The menopause is a natural transition in a woman’s life, which on average affects women aged 51, although symptoms could start much sooner and can last years. It is, therefore, no wonder why an increasing number of organisations are recognising the need to implement menopause support, as approximately 4.3 million women aged between 45 – 60 are employed in the UK, forming part of the nation’s fastest growing group of workers.
Menopause has remained a taboo topic in business for many years, as women have been reluctant to admit they are struggling through fears of being deemed unfit for their role. However, as women nowadays continue to work longer and take on more senior roles, it is time for businesses take note of the challenges their female employees are facing and offer additional support to retain their talent and maintain performance efficiencies.
Is it a legal requirement?
Whilst businesses are not legally obliged to offer menopause support, an increasing number of discrimination cases are citing menopause, so it is unsurprising why the subject is gaining traction and the support of widely recognised HR bodies. So long as women continue to suffer in silence, organisations may unknowingly be creating a discriminatory culture against middle aged women, therefore, it is important for businesses to identify ways in which they can break down the barriers to discussion around menopause.
How does the menopause affect work life?
A recent survey named ‘Menopause in the Workplace and the TUC’ revealed that aside from the commonly known symptom of hot flushes, the following were also noted as having a significant effect on menopausal women at work:
- Fatigue and insomnia
- Difficulty focusing or concentrating
- Anxiety and worry
- Memory recall
How can we support menopausal employees?
There are various ways businesses can support employees going through the menopause but one of the key recommendations is to create an open and assuring environment where individuals can choose to talk about their situation without judgement, or fear of losing their job.
Other ways to help include:
- Educating managers and staff about the menopause through reliable up-to-date information.
- Creating an accessible, well publicised policy or guidance for colleagues and line management.
- Considering reasonable adjustments for employees who are struggling with menopausal symptoms. This could include, offering flexible working hours, enabling them to take additional breaks throughout the day and perhaps (job permitting) allowing them to work from home.
What’s in it for us?
Not only do employers have a duty of care to their employees but there are also some very compelling commercial benefits to offering menopause support, which some organisations now rely on as part of their employee attraction strategy.

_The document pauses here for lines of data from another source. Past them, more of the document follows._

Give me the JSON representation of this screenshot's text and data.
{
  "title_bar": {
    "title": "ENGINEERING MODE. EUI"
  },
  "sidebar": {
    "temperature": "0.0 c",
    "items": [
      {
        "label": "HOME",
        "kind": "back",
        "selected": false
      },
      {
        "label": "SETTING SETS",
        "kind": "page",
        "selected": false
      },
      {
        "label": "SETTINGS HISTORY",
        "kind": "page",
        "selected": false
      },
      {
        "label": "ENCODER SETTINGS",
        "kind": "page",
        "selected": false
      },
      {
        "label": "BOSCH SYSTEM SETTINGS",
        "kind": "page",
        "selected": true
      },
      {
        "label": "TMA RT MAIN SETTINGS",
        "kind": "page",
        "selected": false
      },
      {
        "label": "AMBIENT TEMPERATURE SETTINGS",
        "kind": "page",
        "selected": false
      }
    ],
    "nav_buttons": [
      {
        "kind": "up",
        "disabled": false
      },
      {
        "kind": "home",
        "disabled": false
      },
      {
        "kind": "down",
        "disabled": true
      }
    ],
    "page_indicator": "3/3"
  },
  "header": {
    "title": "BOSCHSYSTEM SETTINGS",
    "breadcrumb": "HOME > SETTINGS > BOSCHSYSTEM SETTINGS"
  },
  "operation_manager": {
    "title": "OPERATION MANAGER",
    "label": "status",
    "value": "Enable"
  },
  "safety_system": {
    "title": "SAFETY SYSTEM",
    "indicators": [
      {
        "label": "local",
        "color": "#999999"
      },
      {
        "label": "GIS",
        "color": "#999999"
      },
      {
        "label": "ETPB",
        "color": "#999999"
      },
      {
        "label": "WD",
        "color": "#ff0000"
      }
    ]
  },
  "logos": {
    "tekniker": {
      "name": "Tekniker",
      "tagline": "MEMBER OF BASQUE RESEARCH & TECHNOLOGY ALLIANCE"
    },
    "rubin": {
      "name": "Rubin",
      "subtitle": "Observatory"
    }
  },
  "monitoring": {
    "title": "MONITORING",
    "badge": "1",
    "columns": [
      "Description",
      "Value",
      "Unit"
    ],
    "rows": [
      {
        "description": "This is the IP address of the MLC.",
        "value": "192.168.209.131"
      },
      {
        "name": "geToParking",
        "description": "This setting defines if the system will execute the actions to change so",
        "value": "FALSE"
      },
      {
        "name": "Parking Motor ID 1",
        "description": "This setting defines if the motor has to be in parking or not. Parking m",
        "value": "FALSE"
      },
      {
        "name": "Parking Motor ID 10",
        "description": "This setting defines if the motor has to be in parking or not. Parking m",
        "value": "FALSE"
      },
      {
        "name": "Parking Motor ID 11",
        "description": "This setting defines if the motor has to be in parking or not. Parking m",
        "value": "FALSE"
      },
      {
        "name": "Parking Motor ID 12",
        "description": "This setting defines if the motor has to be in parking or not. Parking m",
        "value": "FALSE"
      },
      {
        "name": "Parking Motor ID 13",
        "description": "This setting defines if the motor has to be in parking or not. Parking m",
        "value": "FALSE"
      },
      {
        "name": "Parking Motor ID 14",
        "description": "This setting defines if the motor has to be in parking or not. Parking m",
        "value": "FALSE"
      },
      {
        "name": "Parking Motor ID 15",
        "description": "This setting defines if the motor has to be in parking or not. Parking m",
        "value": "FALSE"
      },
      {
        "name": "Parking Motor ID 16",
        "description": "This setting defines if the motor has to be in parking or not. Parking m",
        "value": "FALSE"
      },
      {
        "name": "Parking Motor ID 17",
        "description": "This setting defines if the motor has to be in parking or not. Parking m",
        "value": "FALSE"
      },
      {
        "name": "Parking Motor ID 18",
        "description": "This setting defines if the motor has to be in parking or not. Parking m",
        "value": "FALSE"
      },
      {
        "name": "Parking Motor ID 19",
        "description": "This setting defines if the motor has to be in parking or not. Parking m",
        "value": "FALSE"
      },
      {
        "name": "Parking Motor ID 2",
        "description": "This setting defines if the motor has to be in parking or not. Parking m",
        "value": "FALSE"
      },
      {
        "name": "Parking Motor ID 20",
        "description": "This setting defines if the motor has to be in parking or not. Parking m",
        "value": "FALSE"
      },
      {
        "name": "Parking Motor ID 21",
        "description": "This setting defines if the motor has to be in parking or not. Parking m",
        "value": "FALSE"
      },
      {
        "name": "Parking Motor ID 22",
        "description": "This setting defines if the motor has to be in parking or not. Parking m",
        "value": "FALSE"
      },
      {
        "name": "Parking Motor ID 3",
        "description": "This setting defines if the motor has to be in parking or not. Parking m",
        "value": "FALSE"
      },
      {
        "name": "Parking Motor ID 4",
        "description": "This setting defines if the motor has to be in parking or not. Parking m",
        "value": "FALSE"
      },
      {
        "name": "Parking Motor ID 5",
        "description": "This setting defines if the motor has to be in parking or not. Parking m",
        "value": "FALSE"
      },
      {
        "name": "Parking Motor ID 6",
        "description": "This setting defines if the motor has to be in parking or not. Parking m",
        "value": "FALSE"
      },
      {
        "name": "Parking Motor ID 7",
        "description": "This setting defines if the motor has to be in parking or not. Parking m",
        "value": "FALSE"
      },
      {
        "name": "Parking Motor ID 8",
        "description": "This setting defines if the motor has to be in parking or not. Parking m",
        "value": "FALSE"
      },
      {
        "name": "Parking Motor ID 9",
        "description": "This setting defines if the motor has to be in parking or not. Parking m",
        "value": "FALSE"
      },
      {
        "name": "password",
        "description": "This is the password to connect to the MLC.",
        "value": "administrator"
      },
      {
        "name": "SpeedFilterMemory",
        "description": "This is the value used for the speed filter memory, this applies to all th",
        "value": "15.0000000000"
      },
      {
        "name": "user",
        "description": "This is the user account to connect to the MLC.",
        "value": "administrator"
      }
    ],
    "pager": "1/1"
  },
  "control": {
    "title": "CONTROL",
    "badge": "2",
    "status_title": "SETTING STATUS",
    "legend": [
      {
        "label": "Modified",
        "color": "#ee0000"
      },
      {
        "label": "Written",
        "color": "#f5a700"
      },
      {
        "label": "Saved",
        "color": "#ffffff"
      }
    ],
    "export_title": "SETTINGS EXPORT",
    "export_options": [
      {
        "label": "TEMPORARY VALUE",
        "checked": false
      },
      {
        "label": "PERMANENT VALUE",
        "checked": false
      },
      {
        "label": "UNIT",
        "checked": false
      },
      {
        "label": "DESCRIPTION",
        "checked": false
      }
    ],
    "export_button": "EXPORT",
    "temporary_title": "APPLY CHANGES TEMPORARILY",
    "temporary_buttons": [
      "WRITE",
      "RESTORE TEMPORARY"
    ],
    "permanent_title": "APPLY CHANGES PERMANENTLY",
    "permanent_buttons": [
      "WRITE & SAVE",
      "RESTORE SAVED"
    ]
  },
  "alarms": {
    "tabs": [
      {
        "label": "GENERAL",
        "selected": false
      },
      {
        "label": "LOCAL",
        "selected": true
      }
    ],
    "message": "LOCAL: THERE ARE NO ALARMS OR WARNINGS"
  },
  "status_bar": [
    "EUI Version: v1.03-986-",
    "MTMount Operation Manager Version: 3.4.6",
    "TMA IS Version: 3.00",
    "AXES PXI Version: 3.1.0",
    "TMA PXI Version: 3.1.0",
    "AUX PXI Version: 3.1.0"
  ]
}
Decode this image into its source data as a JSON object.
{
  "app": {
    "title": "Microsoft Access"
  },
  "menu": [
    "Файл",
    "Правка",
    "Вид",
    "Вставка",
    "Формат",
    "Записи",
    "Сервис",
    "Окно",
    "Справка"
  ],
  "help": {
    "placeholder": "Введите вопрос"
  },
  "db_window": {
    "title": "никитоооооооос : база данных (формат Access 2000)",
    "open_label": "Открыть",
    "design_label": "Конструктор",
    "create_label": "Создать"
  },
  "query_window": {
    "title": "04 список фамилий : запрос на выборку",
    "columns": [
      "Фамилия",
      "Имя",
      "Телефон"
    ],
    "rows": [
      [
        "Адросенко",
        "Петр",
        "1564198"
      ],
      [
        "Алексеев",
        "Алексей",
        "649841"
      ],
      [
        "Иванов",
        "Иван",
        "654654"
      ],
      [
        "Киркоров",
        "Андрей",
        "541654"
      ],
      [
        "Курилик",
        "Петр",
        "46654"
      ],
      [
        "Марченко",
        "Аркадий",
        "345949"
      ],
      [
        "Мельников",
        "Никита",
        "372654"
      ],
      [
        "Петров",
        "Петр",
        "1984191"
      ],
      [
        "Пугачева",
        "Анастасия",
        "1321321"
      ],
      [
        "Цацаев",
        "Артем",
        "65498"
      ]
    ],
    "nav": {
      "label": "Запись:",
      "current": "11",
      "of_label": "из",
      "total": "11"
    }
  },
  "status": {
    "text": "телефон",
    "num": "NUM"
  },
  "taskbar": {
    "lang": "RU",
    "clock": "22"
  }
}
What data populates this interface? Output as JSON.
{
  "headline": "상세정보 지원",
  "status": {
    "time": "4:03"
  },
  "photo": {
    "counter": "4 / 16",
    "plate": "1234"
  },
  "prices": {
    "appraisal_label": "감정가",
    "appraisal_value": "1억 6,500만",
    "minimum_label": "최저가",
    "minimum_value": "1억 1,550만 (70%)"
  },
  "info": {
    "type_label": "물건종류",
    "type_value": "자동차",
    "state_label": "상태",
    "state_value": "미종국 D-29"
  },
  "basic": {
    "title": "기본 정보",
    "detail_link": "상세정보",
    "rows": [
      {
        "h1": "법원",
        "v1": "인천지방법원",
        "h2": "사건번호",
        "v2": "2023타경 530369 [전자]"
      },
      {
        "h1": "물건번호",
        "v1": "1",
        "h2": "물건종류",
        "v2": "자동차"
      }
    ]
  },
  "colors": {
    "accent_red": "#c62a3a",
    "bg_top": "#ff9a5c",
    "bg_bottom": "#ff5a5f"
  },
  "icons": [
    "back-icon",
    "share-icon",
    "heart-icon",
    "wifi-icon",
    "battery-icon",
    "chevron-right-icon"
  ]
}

These include greater retention rates, enhanced performance, and better employee morale.
Moreover, many suggest that the menopause is directly linked to the Gender Pay Gap, as it often occurs right at the stage in a woman’s career, when they have less familial responsibilities, so they can take on more senior positions. Therefore, not only can a coherent menopause policy boost overall performance efficiency, but it can also lead to wider long-term benefits for the business.